Game: Seattle Mariners VS St Louis Cardinals June 14th 2010 6:15pm.
Game Balls: Three
So I spent my first game of the season at Kauffman Stadium in Kansas City. Ive always loved going to this stadium and I will probably to continue to love it as long as the Royals continue to play baseball like a bunch of college students. The ticket prices are fairly reasonable ( Unlike Wrigley Field or Busch Stadium ) and the fan base is calm, and few. On average the stadium fills to about 10,000 to 18,000 depending on weather, the day of the week, and of course the time of the game. I think the Royals just had Zack Greinke BobbleHead night so that may have been their biggest fan turn-out since the season started. ( Above you will find Johnny Damon, and teammates standing on the third base line getting ready for the Nations Anthem to be sang )
I was of course the first person inside the stadium to start my ballhawking experience. Last year I didnt focus too much on collecting MLB baseballs. I focused on autographs. Which I will say I was very successful. I came away with 65 autographs last year. I also left 2009 season with 13 game balls. Not bad for someone that wasnt focusing on that. This year is a brand new year with brand new intentions.
I entered the stadium on the first base side and immediatly chased down to the field where Joakim Soria and Kyle Farnsworth were warming up. I am kicking myself for not asking Farnsworth for the ball after he was done with it. But like I said. This is a brand new year, and I’m pretty new to all of this. As the season progresses I will build more confidence where I will learn that calling out to players for balls wont hurt me or kill me. The worst thing that can happen is I will get ignored. So after the warm up tosses were completed by the Royals batting practice ensued. The Royals were actually launching quite a bit of balls into the seats out in right field. I was pretty comfortable waiting for a foul ball my way. After standing there for 30 minutes, and realizing the Tigers were about to come out on to the field, I made my way to their side.
Sitting on the third base foul line was my potential first gem of the season. I didnt have to wait but ten minutes before Joel Zumaya came over to scoop it up, and toss it in. I asked for it respectively and he tossed it my way. BING! Respect goes along way when asking players for balls. Use your P’s, and Q’s. The Tigers were launching quite a few baseballs into the left field corner, and the players were giving the fans a lot of attention as well. So I figured I may have a chance to get number two. When I got over there Fu-Te Ni, Ryan Perry, Rick Porcello, and Zach Miner were all tossing baseballs to kids. I was lucky enough to recognize Ryan Perry with his designer sunglasses on. I asked him for a ball twice. No dice. On the third attempt, he tossed the ball up but a few feet to my left. I got a finger on itbut I ended up actually blocked it from another fan. It landed back onto the field where the ball was then sent back into the infield.

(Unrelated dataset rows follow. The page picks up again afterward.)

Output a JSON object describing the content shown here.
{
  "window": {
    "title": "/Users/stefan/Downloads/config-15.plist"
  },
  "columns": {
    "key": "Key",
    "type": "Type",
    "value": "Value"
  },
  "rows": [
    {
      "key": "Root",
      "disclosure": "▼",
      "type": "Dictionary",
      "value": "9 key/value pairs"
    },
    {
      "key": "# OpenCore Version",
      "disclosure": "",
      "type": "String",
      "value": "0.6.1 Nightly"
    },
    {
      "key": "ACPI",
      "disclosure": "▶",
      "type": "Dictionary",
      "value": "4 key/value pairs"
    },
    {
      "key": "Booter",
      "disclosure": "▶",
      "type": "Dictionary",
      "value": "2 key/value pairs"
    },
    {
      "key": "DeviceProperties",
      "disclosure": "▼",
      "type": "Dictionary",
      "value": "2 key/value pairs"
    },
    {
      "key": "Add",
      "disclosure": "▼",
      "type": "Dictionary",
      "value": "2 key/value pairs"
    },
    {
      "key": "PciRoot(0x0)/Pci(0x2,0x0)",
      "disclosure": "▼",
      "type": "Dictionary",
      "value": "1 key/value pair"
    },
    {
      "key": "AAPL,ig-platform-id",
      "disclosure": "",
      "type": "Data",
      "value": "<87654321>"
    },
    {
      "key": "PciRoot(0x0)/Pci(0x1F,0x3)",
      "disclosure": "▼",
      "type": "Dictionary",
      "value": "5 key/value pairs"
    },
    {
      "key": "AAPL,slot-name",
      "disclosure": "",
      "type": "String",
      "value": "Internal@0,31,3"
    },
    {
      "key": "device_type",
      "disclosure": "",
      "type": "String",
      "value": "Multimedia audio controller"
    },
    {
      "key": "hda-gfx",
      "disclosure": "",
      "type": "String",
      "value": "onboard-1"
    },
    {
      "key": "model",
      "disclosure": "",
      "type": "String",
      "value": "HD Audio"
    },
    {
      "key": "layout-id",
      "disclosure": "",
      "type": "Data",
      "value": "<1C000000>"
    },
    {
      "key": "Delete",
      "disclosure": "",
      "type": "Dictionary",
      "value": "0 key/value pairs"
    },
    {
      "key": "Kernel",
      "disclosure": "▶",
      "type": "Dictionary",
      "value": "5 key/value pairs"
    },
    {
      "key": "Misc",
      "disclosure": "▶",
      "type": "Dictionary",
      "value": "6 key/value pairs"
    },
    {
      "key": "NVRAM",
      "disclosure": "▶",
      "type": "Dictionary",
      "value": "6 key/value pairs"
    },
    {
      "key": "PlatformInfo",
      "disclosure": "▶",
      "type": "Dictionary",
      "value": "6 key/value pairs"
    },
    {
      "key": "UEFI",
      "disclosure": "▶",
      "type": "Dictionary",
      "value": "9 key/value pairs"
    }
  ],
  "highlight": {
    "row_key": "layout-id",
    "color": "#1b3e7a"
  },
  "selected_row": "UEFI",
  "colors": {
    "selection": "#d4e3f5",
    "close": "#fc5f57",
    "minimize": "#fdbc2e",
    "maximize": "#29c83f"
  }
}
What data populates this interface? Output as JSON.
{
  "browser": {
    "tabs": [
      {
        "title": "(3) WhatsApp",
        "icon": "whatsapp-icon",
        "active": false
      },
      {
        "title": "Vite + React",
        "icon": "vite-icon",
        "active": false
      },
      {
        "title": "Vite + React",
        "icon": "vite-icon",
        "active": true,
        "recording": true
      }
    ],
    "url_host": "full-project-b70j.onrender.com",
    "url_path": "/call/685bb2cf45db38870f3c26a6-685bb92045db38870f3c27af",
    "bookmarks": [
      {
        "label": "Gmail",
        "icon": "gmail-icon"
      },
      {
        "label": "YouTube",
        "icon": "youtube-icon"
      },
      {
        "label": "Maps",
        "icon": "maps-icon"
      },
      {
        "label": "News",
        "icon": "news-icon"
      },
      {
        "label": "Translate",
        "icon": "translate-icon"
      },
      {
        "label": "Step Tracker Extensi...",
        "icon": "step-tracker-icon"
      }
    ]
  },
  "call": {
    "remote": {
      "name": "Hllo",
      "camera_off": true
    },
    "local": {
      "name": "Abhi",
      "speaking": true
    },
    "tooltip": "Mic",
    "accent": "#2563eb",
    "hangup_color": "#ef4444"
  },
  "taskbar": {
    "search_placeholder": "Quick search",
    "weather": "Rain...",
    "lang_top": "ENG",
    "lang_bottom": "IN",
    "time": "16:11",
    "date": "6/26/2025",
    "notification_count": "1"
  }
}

I headed back to my seats after BP was completed and I waited for the Tigers starting pitcher to come out where he would warm up on the infield. As he did Carlos Guillen came over to signed some autographs. I opted out of having him sign anything I had available. But after the warm up was complete, Carlos Guillen ended up with the ball so I stood up calling to him. He threw it to me but another fan was standing in front of me trying to intercept my ball. I leaned forward to snagged it. Bing! Knowing players names, and identifying them pays off…sometimes. Unfortunalty, no foul balls were hit my way during the game.
Game; April 8th 2010 Kansas City Royals Vs. Detroit Tigers.
Game Balls; Two